As stated, an issue was raised as to the right of the defendant to use a sidewalk running along the west rear side of the apartment to Water Street on the north. The lot on which this sidewalk was built had been purchased by Goodloe and R. C. Boggs jointly. The title was at first taken in Goodloe's name alone, but he conveyed to Boggs the front part of the lot abutting Water Street and kept the back end, which joined the one-story building lot referred to above. The deed reserved the right of Goodloe to build a walkway along the east boundary line "for the perpetual use of both parties for their adjacent properties.' One of those properties was the apartment building. Goodloe's own testimony is that he had built an entrance into the basement of that building from this sidewalk and had used it all during the years he owned the building. It appears to be the only means of access to the furnace room except coal chutes and a trap door in the floor above. Not only in his testimony but upon other occasions the plaintiff had recognized this condition and this right to have passed to the defendant. The deed from Goodloe to Wallace, after describing the dimensions of the property, adds "together with all easements and grants pertaining to said property.' This was certainly one of those easements. The evidence on this point is so clear that it is not necessary to resort to the rule of a grant or reservation by implication which may arise or attach on the conveyance of one of several parcels of land belonging to the same owner where the easements or incidents were granted or used by the owner during the unity of possession.

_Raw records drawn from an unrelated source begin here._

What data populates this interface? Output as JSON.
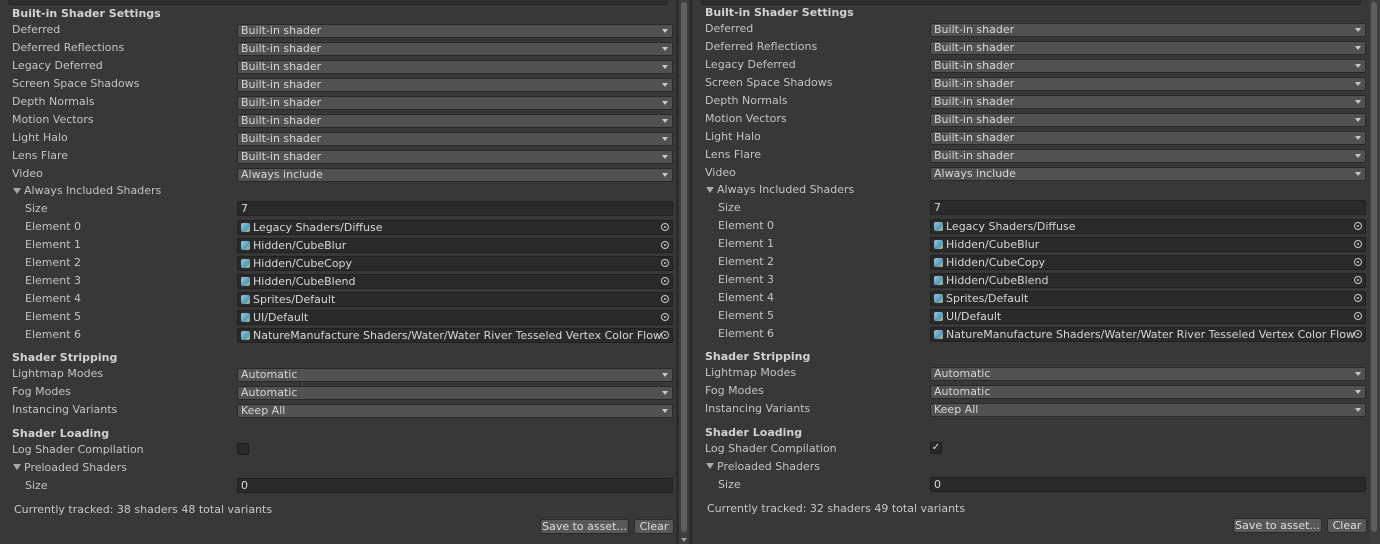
{
  "left": {
    "builtin_header": "Built-in Shader Settings",
    "builtin": [
      {
        "label": "Deferred",
        "value": "Built-in shader"
      },
      {
        "label": "Deferred Reflections",
        "value": "Built-in shader"
      },
      {
        "label": "Legacy Deferred",
        "value": "Built-in shader"
      },
      {
        "label": "Screen Space Shadows",
        "value": "Built-in shader"
      },
      {
        "label": "Depth Normals",
        "value": "Built-in shader"
      },
      {
        "label": "Motion Vectors",
        "value": "Built-in shader"
      },
      {
        "label": "Light Halo",
        "value": "Built-in shader"
      },
      {
        "label": "Lens Flare",
        "value": "Built-in shader"
      },
      {
        "label": "Video",
        "value": "Always include"
      }
    ],
    "always_label": "Always Included Shaders",
    "size_label": "Size",
    "size_value": "7",
    "elements": [
      {
        "label": "Element 0",
        "value": "Legacy Shaders/Diffuse"
      },
      {
        "label": "Element 1",
        "value": "Hidden/CubeBlur"
      },
      {
        "label": "Element 2",
        "value": "Hidden/CubeCopy"
      },
      {
        "label": "Element 3",
        "value": "Hidden/CubeBlend"
      },
      {
        "label": "Element 4",
        "value": "Sprites/Default"
      },
      {
        "label": "Element 5",
        "value": "UI/Default"
      },
      {
        "label": "Element 6",
        "value": "NatureManufacture Shaders/Water/Water River Tesseled Vertex Color Flow"
      }
    ],
    "stripping_header": "Shader Stripping",
    "stripping": [
      {
        "label": "Lightmap Modes",
        "value": "Automatic"
      },
      {
        "label": "Fog Modes",
        "value": "Automatic"
      },
      {
        "label": "Instancing Variants",
        "value": "Keep All"
      }
    ],
    "loading_header": "Shader Loading",
    "log_label": "Log Shader Compilation",
    "log_checked": "",
    "preloaded_label": "Preloaded Shaders",
    "preloaded_size_label": "Size",
    "preloaded_size_value": "0",
    "status": "Currently tracked: 38 shaders 48 total variants",
    "save_btn": "Save to asset...",
    "clear_btn": "Clear"
  },
  "right": {
    "builtin_header": "Built-in Shader Settings",
    "builtin": [
      {
        "label": "Deferred",
        "value": "Built-in shader"
      },
      {
        "label": "Deferred Reflections",
        "value": "Built-in shader"
      },
      {
        "label": "Legacy Deferred",
        "value": "Built-in shader"
      },
      {
        "label": "Screen Space Shadows",
        "value": "Built-in shader"
      },
      {
        "label": "Depth Normals",
        "value": "Built-in shader"
      },
      {
        "label": "Motion Vectors",
        "value": "Built-in shader"
      },
      {
        "label": "Light Halo",
        "value": "Built-in shader"
      },
      {
        "label": "Lens Flare",
        "value": "Built-in shader"
      },
      {
        "label": "Video",
        "value": "Always include"
      }
    ],
    "always_label": "Always Included Shaders",
    "size_label": "Size",
    "size_value": "7",
    "elements": [
      {
        "label": "Element 0",
        "value": "Legacy Shaders/Diffuse"
      },
      {
        "label": "Element 1",
        "value": "Hidden/CubeBlur"
      },
      {
        "label": "Element 2",
        "value": "Hidden/CubeCopy"
      },
      {
        "label": "Element 3",
        "value": "Hidden/CubeBlend"
      },
      {
        "label": "Element 4",
        "value": "Sprites/Default"
      },
      {
        "label": "Element 5",
        "value": "UI/Default"
      },
      {
        "label": "Element 6",
        "value": "NatureManufacture Shaders/Water/Water River Tesseled Vertex Color Flow"
      }
    ],
    "stripping_header": "Shader Stripping",
    "stripping": [
      {
        "label": "Lightmap Modes",
        "value": "Automatic"
      },
      {
        "label": "Fog Modes",
        "value": "Automatic"
      },
      {
        "label": "Instancing Variants",
        "value": "Keep All"
      }
    ],
    "loading_header": "Shader Loading",
    "log_label": "Log Shader Compilation",
    "log_checked": "✓",
    "preloaded_label": "Preloaded Shaders",
    "preloaded_size_label": "Size",
    "preloaded_size_value": "0",
    "status": "Currently tracked: 32 shaders 49 total variants",
    "save_btn": "Save to asset...",
    "clear_btn": "Clear"
  }
}
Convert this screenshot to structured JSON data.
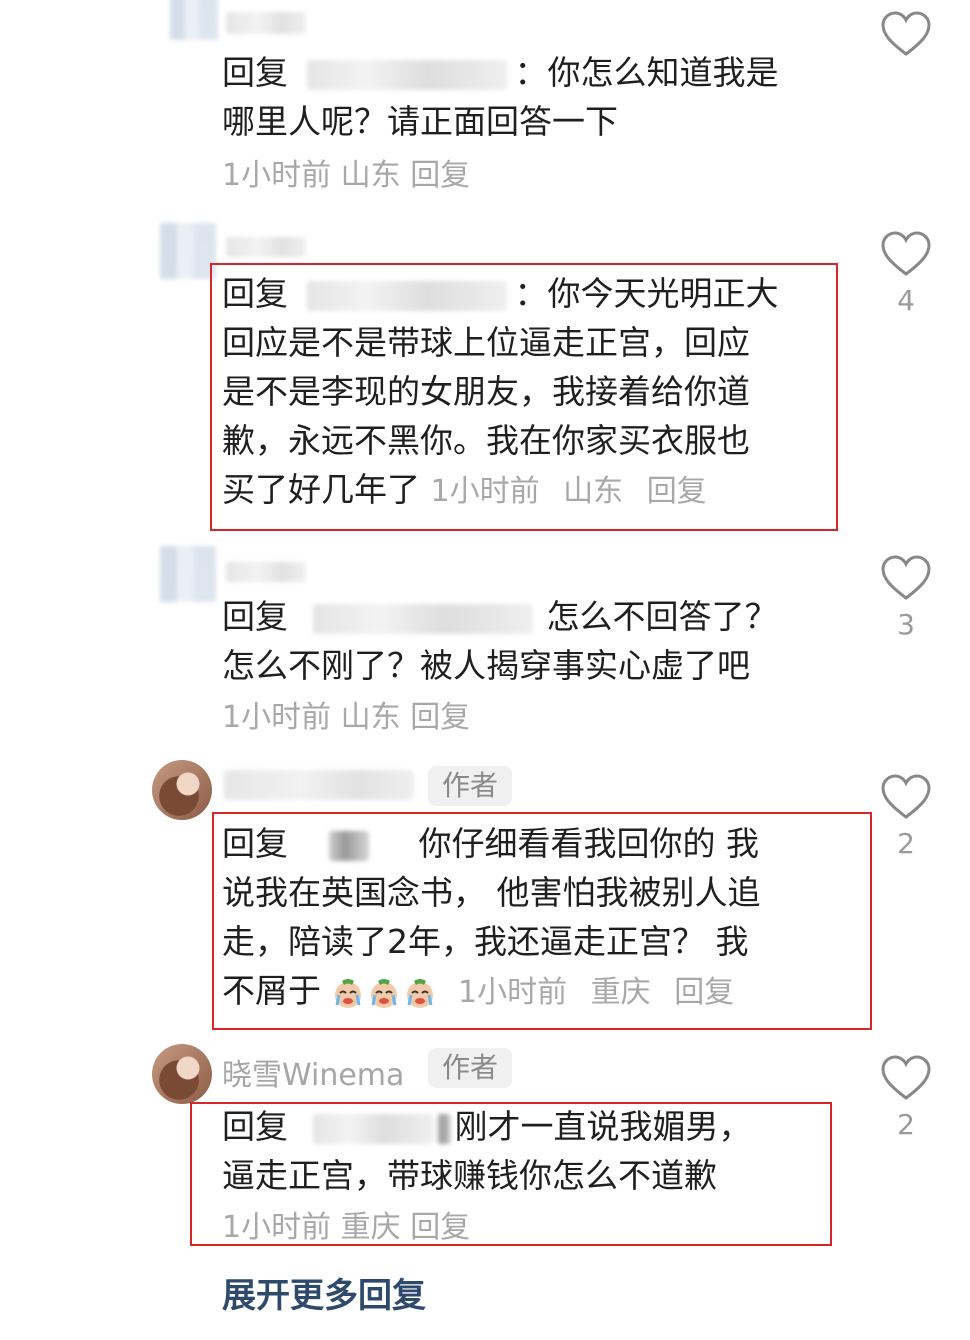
{
  "reply_prefix": "回复",
  "comments": [
    {
      "text_line1": "：你怎么知道我是",
      "text_line2": "哪里人呢？请正面回答一下",
      "time": "1小时前",
      "location": "山东",
      "reply_label": "回复",
      "likes": ""
    },
    {
      "text_after_mask": "：你今天光明正大",
      "lines": [
        "回应是不是带球上位逼走正宫，回应",
        "是不是李现的女朋友，我接着给你道",
        "歉，永远不黑你。我在你家买衣服也",
        "买了好几年了"
      ],
      "time": "1小时前",
      "location": "山东",
      "reply_label": "回复",
      "likes": "4"
    },
    {
      "text_after_mask": "怎么不回答了？",
      "line2": "怎么不刚了？被人揭穿事实心虚了吧",
      "time": "1小时前",
      "location": "山东",
      "reply_label": "回复",
      "likes": "3"
    },
    {
      "author_badge": "作者",
      "text_after_mask": "你仔细看看我回你的 我",
      "lines": [
        "说我在英国念书， 他害怕我被别人追",
        "走，陪读了2年，我还逼走正宫？ 我",
        "不屑于"
      ],
      "emoji_names": [
        "crying-face-emoji",
        "crying-face-emoji",
        "crying-face-emoji"
      ],
      "time": "1小时前",
      "location": "重庆",
      "reply_label": "回复",
      "likes": "2"
    },
    {
      "username": "晓雪Winema",
      "author_badge": "作者",
      "text_after_mask": "刚才一直说我媚男，",
      "line2": "逼走正宫，带球赚钱你怎么不道歉",
      "time": "1小时前",
      "location": "重庆",
      "reply_label": "回复",
      "likes": "2"
    }
  ],
  "expand_more": "展开更多回复",
  "colors": {
    "highlight_box": "#d6262a",
    "meta_text": "#a8a8a8",
    "expand_link": "#2e4a6b"
  }
}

See Gentry v. Piercy, 175 Ky. 174, 193 S.W. 1017.
Since, at least in respect to the so-called "light and air rights' of the defendant through the windows in the south wall of the apartment building, the case was one for a declaratory judgment, it was the trial court's prerogative not to pass upon that question at this time, and we follow the same course.
The judgment is affirmed.